# Work request
Copy each line of the records that holds the string "dissociated".

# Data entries
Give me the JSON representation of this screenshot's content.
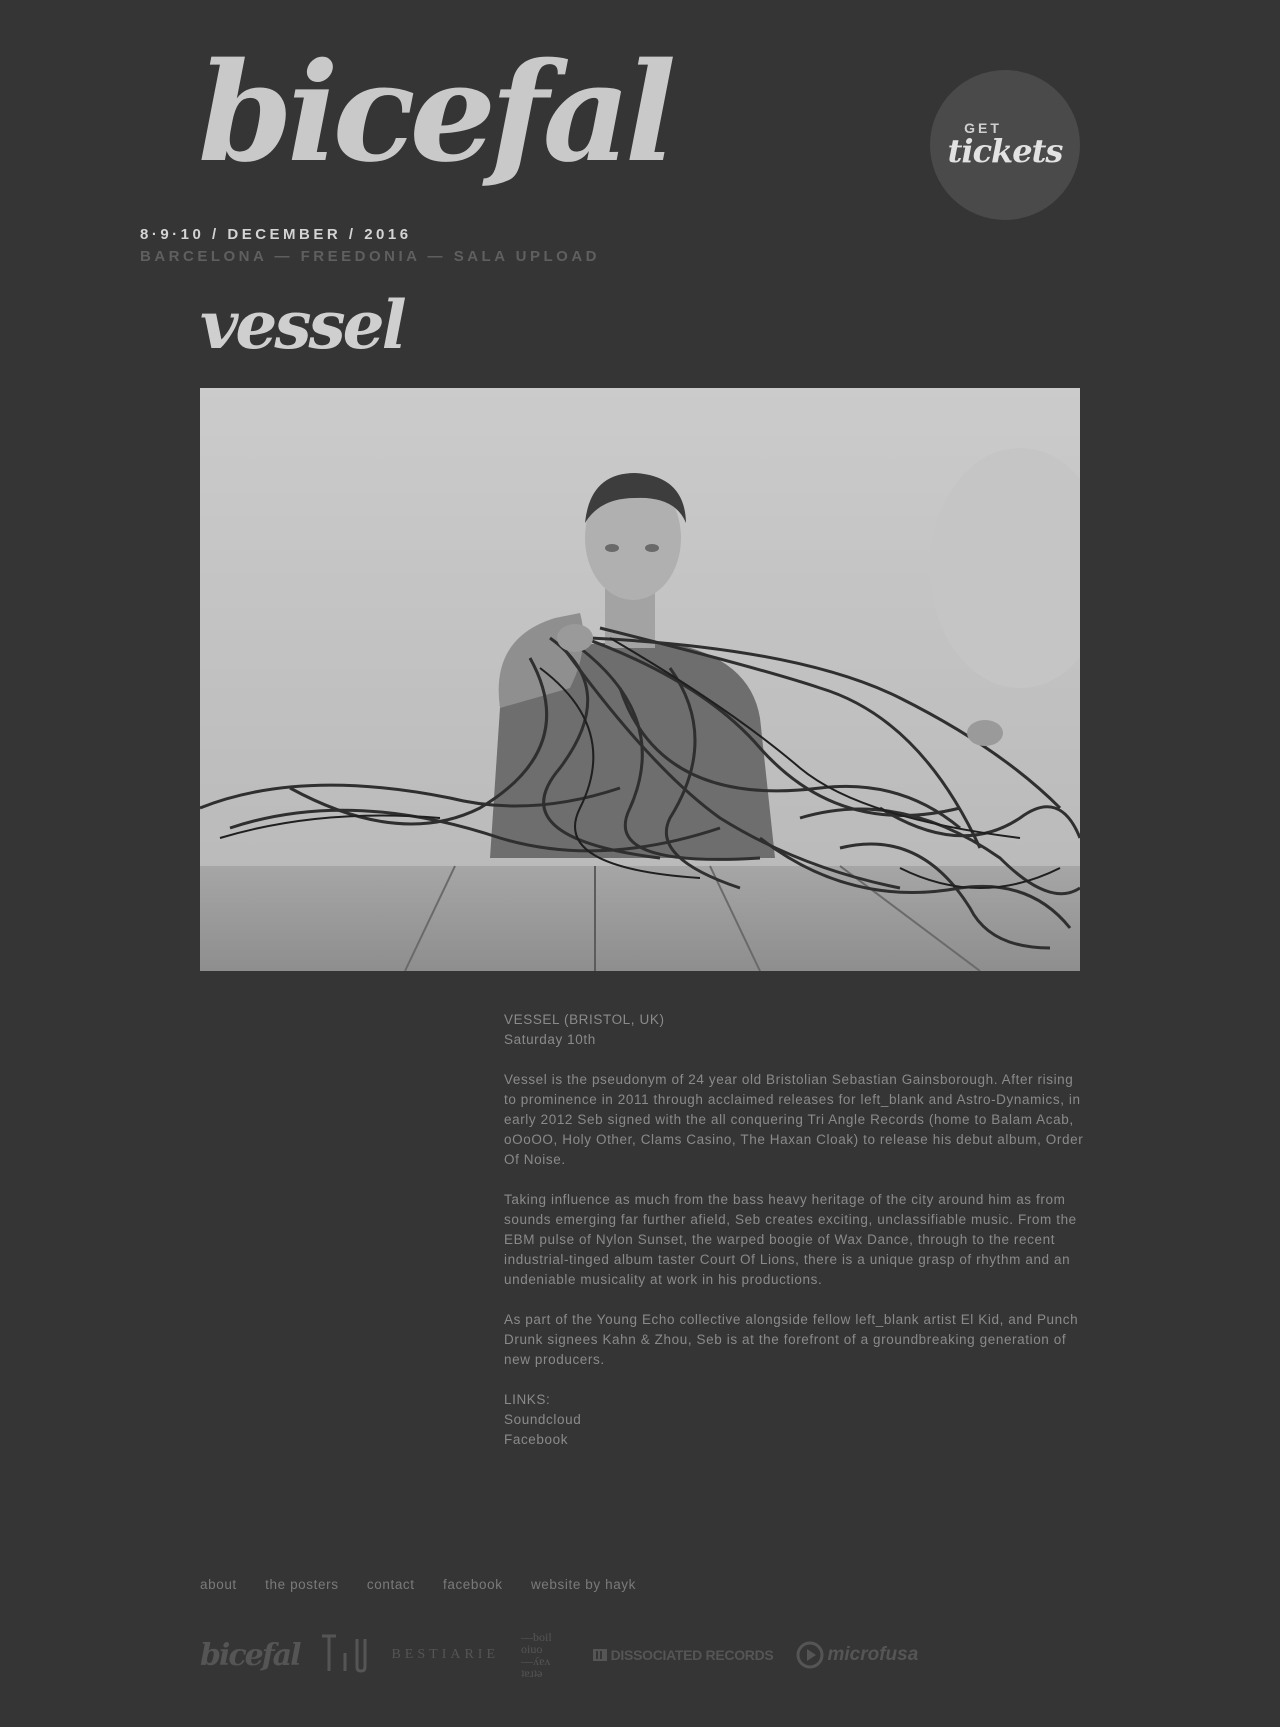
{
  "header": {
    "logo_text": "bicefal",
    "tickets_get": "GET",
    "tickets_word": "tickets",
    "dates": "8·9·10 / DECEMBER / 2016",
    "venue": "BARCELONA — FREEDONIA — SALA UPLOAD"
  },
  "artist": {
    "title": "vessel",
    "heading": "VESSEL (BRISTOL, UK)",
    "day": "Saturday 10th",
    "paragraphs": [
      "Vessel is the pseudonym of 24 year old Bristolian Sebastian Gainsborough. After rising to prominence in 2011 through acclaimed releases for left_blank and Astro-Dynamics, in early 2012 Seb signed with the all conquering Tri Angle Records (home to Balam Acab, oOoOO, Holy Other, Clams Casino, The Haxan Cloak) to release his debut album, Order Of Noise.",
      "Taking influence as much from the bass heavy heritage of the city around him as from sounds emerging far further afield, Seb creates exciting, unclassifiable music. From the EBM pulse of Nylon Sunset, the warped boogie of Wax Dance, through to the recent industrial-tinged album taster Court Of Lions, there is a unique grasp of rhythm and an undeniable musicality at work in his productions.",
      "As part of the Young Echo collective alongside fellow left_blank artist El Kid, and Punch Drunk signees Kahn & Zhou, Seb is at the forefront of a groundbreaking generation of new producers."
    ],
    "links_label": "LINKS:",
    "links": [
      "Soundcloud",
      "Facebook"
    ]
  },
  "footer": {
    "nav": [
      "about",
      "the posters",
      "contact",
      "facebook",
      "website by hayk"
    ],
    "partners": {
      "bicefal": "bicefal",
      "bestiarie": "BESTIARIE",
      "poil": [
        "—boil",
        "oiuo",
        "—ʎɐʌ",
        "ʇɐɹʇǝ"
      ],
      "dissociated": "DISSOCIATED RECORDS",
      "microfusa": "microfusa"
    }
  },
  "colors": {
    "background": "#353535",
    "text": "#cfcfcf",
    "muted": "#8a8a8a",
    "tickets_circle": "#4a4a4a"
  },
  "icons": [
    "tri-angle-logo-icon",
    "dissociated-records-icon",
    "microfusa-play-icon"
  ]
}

# Expected answer
      "dissociated": "DISSOCIATED RECORDS",
    "dissociated-records-icon",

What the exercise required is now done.